India’s GSLV-Mark 3 rocket lifting off on Dec. 18, 2014 suborbital test flight. Credit: ISRO Credit: ISRO

ISRO said in a statement that this “suborbital” experimental mission was intended to test the vehicle performance during the critical atmospheric phase of its flight. The vehicle carried a passive, or nonfunctional, cryogenic upper stage.

The rocket carried a 3,775-kilogram  unmanned crew module built by Indian industry. The module, designed to accommodate three astronauts, separated from the rocket at an altitude of 127 kilometers and, after being  slowed by parachutes, splashed down in the Bay of Bengal.

The 42.4-meter tall GSLV-3 is a three-stage vehicle with  a liftoff weight of 630 metric tons. The first stage consists of  two solid-rocket motors, each with 200 tons of propellant. Its  second stage uses two restartable  engines, with 110 tons of liquid propellant.

As designed, the cryogenic upper stage of the rocket features a propellant loading of 25 tons of liquid-oxygen and -hydrogen. But in this flight only the first two stages were fired; the cryogenic upper stage was inert. The mission objective was to test the first two stages — they had never flown before — and validate the rocket’s aerodynamic stability during the ascent phase through the atmosphere.

ISRO said in a statement that the flight aimed “to validate the re-entry technologies envisaged for crew module and enhance  the understanding of blunt body re-entry aerodynamics and parachute deployment  in cluster configuration.” With the success  the rocket “has moved a step closer to its first developmental flight with the functional cryogenic upper stage.”

“It has been a significant day for ISRO,” the agency’s chairman, Koppilli Radhakrishnan, said in a post-launch speech. “The performance of solid and liquid stage motors and the unmanned crew module was as expected.”

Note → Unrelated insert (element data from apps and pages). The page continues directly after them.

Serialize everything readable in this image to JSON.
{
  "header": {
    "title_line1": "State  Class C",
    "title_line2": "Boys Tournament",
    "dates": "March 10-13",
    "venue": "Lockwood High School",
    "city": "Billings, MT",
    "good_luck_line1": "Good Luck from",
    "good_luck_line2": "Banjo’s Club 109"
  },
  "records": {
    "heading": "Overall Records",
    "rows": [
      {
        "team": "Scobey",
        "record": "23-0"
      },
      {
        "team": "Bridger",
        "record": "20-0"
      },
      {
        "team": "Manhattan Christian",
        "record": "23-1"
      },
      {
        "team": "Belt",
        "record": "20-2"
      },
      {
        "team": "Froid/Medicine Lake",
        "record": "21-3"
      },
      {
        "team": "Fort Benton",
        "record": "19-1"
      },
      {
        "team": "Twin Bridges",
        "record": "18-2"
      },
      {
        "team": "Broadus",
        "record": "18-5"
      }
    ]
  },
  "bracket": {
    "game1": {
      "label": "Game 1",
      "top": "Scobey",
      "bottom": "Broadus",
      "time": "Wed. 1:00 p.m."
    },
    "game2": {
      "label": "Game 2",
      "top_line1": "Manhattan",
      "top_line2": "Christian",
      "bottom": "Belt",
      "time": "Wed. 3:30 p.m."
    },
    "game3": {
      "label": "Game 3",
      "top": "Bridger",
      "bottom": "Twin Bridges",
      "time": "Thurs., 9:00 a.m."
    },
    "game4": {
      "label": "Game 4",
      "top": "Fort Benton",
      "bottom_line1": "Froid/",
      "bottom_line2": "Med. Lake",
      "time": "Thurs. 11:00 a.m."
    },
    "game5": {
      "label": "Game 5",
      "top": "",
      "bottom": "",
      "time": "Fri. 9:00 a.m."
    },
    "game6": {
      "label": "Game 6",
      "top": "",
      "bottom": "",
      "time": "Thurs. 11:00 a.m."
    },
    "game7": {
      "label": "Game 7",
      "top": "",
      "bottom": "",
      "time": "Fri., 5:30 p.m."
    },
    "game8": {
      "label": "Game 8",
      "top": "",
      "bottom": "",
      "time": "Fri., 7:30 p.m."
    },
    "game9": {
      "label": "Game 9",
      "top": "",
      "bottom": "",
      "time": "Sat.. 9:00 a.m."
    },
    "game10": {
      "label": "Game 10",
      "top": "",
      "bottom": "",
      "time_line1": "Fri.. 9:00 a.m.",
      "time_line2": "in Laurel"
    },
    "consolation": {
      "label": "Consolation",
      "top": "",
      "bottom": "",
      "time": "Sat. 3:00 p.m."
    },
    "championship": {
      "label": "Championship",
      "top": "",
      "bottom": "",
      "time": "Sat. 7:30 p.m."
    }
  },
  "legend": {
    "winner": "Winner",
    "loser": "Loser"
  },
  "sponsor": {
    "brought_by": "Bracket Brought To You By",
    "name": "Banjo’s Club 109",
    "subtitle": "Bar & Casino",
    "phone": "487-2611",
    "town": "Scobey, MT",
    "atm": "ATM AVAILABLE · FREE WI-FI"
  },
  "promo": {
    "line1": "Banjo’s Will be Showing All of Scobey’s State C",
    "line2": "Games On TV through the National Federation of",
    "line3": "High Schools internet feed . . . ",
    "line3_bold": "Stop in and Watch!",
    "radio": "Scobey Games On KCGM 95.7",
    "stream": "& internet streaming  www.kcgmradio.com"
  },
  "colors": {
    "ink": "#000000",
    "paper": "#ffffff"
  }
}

Radhakrishnan said the rocket’s cryogenic upper stage is still in development and that he is confident the first full-fledged flight will take place in two years. Once ready, he said, the GSLV-3 will be able to launch satellites weighing 4 tons and could be used for the Indian manned spaceflight program.

The GSLV-3, in development since 2002, was initially expected to become operational by 2010 or 2011, with its first flight in 2009 or 2010. The demonstration flight was pushed back several times, one reason being the failure of the home-made cryogenic upper stage during a 2010 flight of the current-generation GSLV.

ISRO has sought about 125 billion rupees ($1.9 billion) for its human spaceflight endeavor but India’s government has yet to approve the funding.

Radhakrishnan has said that ISRO could send astronauts to space within seven to eight years of getting a government nod.


Based in Bangalore, Killugudi S. Jayaraman holds a doctorate in nuclear physics from the University of Maryland and a master's degree in journalism from the Medill School of Journalism at Northwestern University. He was formerly science editor of the...